Gmail gets wings, goes mobile

Gmail, Google’s popular email service is going primetime, by going mobile. The Mountain View, Calif.-based search engine has just released a new Java based Gmail application that runs on most modern phones and mainstream handsets including Motorola RAZR. In addition, the Gmail app also runs on most smart phones including Blackberry and Nokia E Series handsets.

In addition, Sprint Nextel announced that it would be offering the java application and the wap version of Gmail on some of its handsets. Users on other cellular services can download the application for free by going to on the browser of their phone.

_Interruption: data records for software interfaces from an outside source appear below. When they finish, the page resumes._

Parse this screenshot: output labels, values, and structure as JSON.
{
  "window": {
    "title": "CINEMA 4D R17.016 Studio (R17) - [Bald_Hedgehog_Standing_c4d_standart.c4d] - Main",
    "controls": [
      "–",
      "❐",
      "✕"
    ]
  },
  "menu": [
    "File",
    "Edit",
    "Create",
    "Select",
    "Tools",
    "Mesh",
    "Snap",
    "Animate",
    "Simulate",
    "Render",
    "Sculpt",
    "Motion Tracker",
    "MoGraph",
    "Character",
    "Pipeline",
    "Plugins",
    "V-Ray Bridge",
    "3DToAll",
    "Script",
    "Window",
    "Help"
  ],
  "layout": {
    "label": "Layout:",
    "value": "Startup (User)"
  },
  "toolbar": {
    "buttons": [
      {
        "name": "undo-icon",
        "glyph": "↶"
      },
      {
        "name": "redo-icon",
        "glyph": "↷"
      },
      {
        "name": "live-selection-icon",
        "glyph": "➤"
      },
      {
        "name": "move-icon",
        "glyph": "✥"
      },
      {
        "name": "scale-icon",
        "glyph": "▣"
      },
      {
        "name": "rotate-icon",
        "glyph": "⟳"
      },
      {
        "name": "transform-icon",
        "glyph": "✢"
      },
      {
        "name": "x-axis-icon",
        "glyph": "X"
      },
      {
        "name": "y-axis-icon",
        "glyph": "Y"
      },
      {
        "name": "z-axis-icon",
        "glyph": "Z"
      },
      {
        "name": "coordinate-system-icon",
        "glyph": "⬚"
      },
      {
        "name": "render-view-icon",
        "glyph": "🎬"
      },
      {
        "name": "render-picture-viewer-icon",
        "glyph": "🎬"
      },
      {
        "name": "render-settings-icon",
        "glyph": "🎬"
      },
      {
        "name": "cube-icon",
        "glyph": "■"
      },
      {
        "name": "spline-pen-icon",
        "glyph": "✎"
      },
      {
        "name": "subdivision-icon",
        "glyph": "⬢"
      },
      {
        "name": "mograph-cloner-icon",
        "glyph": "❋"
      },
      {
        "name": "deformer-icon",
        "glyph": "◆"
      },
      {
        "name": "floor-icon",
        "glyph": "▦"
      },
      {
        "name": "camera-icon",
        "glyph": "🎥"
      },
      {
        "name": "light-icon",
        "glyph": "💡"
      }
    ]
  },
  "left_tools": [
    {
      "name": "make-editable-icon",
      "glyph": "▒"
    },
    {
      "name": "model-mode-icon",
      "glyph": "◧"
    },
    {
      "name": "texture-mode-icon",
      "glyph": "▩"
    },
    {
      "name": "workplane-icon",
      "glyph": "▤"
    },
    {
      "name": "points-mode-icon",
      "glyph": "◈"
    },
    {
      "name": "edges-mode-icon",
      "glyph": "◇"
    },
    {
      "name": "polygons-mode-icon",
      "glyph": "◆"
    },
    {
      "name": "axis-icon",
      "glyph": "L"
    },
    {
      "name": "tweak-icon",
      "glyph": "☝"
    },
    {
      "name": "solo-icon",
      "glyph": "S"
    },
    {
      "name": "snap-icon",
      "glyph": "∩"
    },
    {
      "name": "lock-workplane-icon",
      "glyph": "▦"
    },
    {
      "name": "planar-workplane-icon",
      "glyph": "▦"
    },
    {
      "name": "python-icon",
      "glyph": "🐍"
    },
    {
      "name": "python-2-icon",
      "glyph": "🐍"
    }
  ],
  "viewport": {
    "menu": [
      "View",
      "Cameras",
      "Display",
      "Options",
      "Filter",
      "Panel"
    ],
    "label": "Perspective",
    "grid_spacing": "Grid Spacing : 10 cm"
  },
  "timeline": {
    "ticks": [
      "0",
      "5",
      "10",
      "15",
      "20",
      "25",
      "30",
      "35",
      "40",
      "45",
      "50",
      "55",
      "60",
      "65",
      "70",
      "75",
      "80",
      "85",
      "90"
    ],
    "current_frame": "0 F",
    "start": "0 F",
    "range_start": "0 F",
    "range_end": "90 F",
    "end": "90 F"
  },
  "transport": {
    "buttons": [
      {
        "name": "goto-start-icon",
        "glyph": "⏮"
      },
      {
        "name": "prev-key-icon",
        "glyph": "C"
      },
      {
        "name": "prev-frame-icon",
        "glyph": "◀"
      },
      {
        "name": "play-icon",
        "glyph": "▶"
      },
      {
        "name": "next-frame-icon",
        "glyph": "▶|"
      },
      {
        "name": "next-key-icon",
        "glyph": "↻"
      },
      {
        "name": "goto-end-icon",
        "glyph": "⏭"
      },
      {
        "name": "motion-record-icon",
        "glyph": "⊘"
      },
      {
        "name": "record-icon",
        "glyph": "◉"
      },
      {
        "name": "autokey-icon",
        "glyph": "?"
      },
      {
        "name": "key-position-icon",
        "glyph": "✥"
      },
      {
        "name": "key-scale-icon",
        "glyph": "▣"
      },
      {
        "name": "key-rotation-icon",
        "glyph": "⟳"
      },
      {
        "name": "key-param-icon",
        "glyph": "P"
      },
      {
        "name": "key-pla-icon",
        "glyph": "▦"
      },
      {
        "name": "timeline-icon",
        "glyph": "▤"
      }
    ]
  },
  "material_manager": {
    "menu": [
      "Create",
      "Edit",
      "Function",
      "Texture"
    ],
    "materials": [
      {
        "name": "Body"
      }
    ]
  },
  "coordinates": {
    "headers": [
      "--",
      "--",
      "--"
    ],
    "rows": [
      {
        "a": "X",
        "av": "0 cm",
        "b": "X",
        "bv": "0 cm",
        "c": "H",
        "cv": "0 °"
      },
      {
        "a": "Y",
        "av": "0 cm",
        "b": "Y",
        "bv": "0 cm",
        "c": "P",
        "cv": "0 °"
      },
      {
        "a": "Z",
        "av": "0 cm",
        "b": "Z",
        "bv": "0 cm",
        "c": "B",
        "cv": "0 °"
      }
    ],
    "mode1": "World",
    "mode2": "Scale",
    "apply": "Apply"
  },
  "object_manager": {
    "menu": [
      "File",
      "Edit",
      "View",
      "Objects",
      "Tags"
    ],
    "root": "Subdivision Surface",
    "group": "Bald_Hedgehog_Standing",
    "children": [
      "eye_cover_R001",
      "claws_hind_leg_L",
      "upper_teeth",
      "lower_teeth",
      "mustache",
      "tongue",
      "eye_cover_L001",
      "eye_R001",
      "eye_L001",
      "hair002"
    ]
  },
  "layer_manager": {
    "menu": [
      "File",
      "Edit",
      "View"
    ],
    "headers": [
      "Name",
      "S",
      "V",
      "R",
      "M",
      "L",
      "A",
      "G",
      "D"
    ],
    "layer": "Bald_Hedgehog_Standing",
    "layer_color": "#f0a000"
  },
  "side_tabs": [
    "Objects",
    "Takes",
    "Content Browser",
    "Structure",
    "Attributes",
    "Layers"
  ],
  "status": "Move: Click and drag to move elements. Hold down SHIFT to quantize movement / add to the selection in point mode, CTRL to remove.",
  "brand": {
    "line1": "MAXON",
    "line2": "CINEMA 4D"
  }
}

Google, till recently has been focused on the web applications, and only recently has started to make a move into the mobile world. Yahoo has made a solid push into the mobile markets, but both companies lag Microsoft that has invested substantial dollars in its mobile efforts.

Google however has started to realize that persistent connections include mobile phones, especially if it wants to have an impact in high growth markets such as China and India. Mobile phones are people’s gateway to the Internet in these emerging telecom markets.

Even the US market is a big opportunity for Google. By offering a better mobile experience, the company might, and I say might, be able to lure Hotmail and Yahoo users to the Gmail platform. Google had started offering access to Gmail via a wap page, but it lacked the sizzle of the real thing.

The new application is a big improvement, enough to justify a switch to GMail as your one email account. The Gmail application retains the simplicity of the original web application, and comes with features such as search, conversation view, and automatic synchronization with the desktop version. If the application feels faster, it is. It pre-fetches messages automatically and as a user you feel no lag at all when accessing emails. The interface is clean, sleek and utilitarian.

The Google supplied phone came preloaded with the application, and after starting the application, all one has to do was enter username and password, and start receiving the emails. Hit refresh and the mailbox refreshed. The emails synced flawlessly. Not satisfied with just one phone, we tried it out on Blackberries – the Pearl and the 8700 both running on the T-Mobile network.

Google spokeswoman cautioned us “that this isn’t intended to be a replacement for the push email application on Blackberry devices. Instead, this is an alternative for users who would like to use the familiar Gmail web based user interface, but still benefit from the richness and speed of a client.

It was on 8700 the GMail app truly shined. Answering emails on a standard phone keypad is hard, but with a QWERTY keyboard the Gmail app truly shines. The Pearl was no slouch either, but on an 8700 you can breeze through email, especially if you get a large amount of email. ( I have used Shape Services’ Gmail client, which was equally good, though I found the official Gmail app and its auto-syncing features more likeable.)

In fact, if Google ever got around to releasing a single app that combined Gmail, Gtalk and GCal, they might have an instant winner on their hands. Just like Yahoo Go, which despite limited device support, remains one of our favorite mobile apps.

Imagine for minute, a mobile Linux based cellular device with a Qwerty keyboard that could support this Google communications suite. That could disrupt a few markets, and in fact become the low cost “compute” option in emerging telecom markets. Okay, that though is a sign I need some sleep.

Update: Web Worker Daily has a longer review of the application.